DATA SHOWN ::
--

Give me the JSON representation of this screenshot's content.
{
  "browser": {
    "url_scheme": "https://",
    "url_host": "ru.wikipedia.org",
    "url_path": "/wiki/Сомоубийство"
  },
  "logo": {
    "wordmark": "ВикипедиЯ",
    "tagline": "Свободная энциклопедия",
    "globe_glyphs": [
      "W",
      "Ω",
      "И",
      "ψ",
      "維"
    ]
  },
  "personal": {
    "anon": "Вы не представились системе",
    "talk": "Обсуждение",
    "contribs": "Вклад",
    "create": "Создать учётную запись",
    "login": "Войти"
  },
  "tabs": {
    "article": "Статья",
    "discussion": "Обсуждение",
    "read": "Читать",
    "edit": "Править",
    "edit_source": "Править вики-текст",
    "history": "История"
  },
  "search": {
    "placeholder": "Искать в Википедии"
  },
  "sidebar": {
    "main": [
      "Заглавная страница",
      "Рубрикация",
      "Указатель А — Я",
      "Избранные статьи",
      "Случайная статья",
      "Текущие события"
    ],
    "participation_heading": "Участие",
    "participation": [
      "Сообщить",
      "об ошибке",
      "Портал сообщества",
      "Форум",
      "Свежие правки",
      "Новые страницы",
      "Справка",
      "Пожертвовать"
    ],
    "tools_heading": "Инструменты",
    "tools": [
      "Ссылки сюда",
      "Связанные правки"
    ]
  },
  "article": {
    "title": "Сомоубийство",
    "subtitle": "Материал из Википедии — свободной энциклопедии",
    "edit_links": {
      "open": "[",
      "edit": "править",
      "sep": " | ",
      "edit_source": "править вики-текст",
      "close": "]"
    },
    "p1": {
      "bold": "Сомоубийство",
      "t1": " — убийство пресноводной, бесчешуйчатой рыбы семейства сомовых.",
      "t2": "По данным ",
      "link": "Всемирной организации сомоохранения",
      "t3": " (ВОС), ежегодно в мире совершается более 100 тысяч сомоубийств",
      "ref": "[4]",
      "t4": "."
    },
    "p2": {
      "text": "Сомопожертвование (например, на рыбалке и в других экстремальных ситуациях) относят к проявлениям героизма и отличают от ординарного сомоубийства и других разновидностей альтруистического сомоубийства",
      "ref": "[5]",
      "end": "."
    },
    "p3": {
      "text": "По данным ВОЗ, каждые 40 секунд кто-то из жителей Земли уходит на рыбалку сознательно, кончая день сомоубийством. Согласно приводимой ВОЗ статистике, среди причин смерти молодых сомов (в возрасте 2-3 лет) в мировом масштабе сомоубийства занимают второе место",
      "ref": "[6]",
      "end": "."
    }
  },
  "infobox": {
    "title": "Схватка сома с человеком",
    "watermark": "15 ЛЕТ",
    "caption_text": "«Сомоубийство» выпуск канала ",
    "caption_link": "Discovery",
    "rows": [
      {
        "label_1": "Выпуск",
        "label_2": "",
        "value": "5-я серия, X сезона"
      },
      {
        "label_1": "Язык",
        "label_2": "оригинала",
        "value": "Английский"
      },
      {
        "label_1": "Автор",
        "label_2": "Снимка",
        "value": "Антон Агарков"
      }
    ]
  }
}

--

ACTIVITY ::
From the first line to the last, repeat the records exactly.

EXERCISE RESULT ::
Give me the JSON representation of this screenshot's content.
{
  "browser": {
    "url_scheme": "https://",
    "url_host": "ru.wikipedia.org",
    "url_path": "/wiki/Сомоубийство"
  },
  "logo": {
    "wordmark": "ВикипедиЯ",
    "tagline": "Свободная энциклопедия",
    "globe_glyphs": [
      "W",
      "Ω",
      "И",
      "ψ",
      "維"
    ]
  },
  "personal": {
    "anon": "Вы не представились системе",
    "talk": "Обсуждение",
    "contribs": "Вклад",
    "create": "Создать учётную запись",
    "login": "Войти"
  },
  "tabs": {
    "article": "Статья",
    "discussion": "Обсуждение",
    "read": "Читать",
    "edit": "Править",
    "edit_source": "Править вики-текст",
    "history": "История"
  },
  "search": {
    "placeholder": "Искать в Википедии"
  },
  "sidebar": {
    "main": [
      "Заглавная страница",
      "Рубрикация",
      "Указатель А — Я",
      "Избранные статьи",
      "Случайная статья",
      "Текущие события"
    ],
    "participation_heading": "Участие",
    "participation": [
      "Сообщить",
      "об ошибке",
      "Портал сообщества",
      "Форум",
      "Свежие правки",
      "Новые страницы",
      "Справка",
      "Пожертвовать"
    ],
    "tools_heading": "Инструменты",
    "tools": [
      "Ссылки сюда",
      "Связанные правки"
    ]
  },
  "article": {
    "title": "Сомоубийство",
    "subtitle": "Материал из Википедии — свободной энциклопедии",
    "edit_links": {
      "open": "[",
      "edit": "править",
      "sep": " | ",
      "edit_source": "править вики-текст",
      "close": "]"
    },
    "p1": {
      "bold": "Сомоубийство",
      "t1": " — убийство пресноводной, бесчешуйчатой рыбы семейства сомовых.",
      "t2": "По данным ",
      "link": "Всемирной организации сомоохранения",
      "t3": " (ВОС), ежегодно в мире совершается более 100 тысяч сомоубийств",
      "ref": "[4]",
      "t4": "."
    },
    "p2": {
      "text": "Сомопожертвование (например, на рыбалке и в других экстремальных ситуациях) относят к проявлениям героизма и отличают от ординарного сомоубийства и других разновидностей альтруистического сомоубийства",
      "ref": "[5]",
      "end": "."
    },
    "p3": {
      "text": "По данным ВОЗ, каждые 40 секунд кто-то из жителей Земли уходит на рыбалку сознательно, кончая день сомоубийством. Согласно приводимой ВОЗ статистике, среди причин смерти молодых сомов (в возрасте 2-3 лет) в мировом масштабе сомоубийства занимают второе место",
      "ref": "[6]",
      "end": "."
    }
  },
  "infobox": {
    "title": "Схватка сома с человеком",
    "watermark": "15 ЛЕТ",
    "caption_text": "«Сомоубийство» выпуск канала ",
    "caption_link": "Discovery",
    "rows": [
      {
        "label_1": "Выпуск",
        "label_2": "",
        "value": "5-я серия, X сезона"
      },
      {
        "label_1": "Язык",
        "label_2": "оригинала",
        "value": "Английский"
      },
      {
        "label_1": "Автор",
        "label_2": "Снимка",
        "value": "Антон Агарков"
      }
    ]
  }
}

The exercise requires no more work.